■ The task: Among the entries below, how many lines include the string "DESIGNER"? Answer with only the number.

[[ Data excerpts, beginning ]]

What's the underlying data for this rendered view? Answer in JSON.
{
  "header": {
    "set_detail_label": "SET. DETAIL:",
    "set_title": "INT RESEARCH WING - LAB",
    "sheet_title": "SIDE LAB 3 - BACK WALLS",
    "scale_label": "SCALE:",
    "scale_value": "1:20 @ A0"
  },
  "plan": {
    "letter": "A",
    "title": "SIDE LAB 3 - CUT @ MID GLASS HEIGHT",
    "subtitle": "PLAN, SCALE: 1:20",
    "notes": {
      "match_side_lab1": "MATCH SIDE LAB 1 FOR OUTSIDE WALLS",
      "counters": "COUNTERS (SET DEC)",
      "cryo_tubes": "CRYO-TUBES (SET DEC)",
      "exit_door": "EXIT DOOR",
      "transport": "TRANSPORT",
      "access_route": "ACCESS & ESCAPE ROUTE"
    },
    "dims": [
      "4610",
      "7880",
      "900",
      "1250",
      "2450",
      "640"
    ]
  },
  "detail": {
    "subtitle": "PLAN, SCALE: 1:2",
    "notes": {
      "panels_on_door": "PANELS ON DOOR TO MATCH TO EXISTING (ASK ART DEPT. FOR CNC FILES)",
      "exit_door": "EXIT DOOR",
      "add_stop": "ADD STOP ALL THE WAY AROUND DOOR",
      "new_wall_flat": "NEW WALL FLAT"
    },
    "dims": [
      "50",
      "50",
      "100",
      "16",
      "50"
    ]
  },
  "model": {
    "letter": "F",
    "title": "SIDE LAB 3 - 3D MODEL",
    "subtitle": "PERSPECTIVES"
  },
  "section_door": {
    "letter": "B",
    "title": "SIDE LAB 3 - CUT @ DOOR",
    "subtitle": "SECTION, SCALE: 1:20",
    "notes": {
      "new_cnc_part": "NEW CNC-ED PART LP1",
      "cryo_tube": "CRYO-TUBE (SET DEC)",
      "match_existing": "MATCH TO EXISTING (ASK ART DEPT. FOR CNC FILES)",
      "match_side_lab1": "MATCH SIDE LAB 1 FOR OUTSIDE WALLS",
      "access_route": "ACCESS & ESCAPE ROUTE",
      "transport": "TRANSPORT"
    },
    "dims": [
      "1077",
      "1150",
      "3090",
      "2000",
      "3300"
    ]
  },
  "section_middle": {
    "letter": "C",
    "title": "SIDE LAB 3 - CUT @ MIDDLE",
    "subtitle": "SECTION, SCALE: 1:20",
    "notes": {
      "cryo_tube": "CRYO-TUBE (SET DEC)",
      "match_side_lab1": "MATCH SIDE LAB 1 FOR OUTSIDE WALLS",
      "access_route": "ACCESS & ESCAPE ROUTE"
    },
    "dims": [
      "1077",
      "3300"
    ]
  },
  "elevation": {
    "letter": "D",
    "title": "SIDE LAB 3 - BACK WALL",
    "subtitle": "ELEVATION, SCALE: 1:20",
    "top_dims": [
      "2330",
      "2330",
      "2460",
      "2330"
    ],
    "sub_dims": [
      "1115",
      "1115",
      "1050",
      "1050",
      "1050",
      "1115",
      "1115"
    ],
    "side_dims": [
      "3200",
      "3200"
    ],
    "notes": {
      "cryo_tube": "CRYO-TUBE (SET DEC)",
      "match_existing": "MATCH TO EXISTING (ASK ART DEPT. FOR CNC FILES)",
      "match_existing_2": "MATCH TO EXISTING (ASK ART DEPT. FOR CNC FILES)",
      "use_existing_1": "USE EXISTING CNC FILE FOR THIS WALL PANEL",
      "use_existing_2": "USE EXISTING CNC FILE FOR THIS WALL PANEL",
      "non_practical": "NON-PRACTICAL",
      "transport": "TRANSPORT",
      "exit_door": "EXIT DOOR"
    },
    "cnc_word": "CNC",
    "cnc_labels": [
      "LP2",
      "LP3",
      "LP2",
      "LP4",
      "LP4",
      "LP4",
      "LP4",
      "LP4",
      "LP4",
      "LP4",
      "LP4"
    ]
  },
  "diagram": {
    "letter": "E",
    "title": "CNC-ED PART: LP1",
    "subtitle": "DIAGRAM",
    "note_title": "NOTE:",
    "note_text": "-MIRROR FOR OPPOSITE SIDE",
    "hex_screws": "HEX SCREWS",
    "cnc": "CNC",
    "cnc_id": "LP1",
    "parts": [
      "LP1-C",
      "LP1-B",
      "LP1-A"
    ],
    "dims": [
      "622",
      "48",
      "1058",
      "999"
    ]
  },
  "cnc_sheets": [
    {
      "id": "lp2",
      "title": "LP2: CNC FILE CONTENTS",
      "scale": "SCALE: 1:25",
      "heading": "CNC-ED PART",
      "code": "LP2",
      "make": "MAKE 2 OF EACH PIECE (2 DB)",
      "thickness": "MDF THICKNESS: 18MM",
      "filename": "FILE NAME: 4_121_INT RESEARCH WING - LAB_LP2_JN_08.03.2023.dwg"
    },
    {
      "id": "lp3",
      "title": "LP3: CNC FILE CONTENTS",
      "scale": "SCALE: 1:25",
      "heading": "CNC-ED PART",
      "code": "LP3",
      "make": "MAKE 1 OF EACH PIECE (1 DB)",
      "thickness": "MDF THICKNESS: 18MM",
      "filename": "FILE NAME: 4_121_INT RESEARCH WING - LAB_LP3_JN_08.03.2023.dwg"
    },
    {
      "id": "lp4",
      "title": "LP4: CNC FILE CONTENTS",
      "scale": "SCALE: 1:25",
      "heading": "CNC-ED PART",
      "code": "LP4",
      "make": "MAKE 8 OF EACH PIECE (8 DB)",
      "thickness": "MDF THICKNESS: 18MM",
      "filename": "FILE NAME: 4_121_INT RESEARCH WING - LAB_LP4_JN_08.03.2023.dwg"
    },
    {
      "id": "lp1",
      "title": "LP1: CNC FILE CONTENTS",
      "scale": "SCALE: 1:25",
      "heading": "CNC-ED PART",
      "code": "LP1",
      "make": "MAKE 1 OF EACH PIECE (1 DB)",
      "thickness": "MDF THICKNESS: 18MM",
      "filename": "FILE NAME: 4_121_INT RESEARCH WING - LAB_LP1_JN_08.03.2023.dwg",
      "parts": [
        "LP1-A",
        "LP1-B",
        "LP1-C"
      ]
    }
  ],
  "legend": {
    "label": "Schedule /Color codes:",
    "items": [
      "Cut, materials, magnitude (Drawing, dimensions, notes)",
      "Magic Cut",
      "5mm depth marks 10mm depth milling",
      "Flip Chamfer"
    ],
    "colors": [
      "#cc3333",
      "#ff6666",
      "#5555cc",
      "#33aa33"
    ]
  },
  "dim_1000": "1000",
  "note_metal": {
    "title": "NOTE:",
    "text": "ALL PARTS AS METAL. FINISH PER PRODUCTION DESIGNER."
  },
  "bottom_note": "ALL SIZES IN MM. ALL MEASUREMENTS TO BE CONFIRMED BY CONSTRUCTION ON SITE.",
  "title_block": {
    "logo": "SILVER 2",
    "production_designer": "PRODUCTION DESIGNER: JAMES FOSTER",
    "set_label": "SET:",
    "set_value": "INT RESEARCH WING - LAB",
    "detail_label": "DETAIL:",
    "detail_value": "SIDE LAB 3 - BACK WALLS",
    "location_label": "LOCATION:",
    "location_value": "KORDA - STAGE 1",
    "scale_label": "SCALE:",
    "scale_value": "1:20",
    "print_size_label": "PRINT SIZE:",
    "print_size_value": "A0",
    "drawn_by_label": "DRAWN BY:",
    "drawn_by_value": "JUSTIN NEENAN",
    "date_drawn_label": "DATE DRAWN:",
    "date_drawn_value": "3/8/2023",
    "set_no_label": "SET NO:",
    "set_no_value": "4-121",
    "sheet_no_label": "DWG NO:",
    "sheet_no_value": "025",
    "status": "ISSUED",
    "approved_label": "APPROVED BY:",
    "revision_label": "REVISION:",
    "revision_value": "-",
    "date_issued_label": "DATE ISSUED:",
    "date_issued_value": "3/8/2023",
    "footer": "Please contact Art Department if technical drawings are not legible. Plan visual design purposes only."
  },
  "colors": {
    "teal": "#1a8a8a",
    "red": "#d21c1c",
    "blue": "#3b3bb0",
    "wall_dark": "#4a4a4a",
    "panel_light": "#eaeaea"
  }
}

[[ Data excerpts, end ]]

■ Answer to this exercise: 2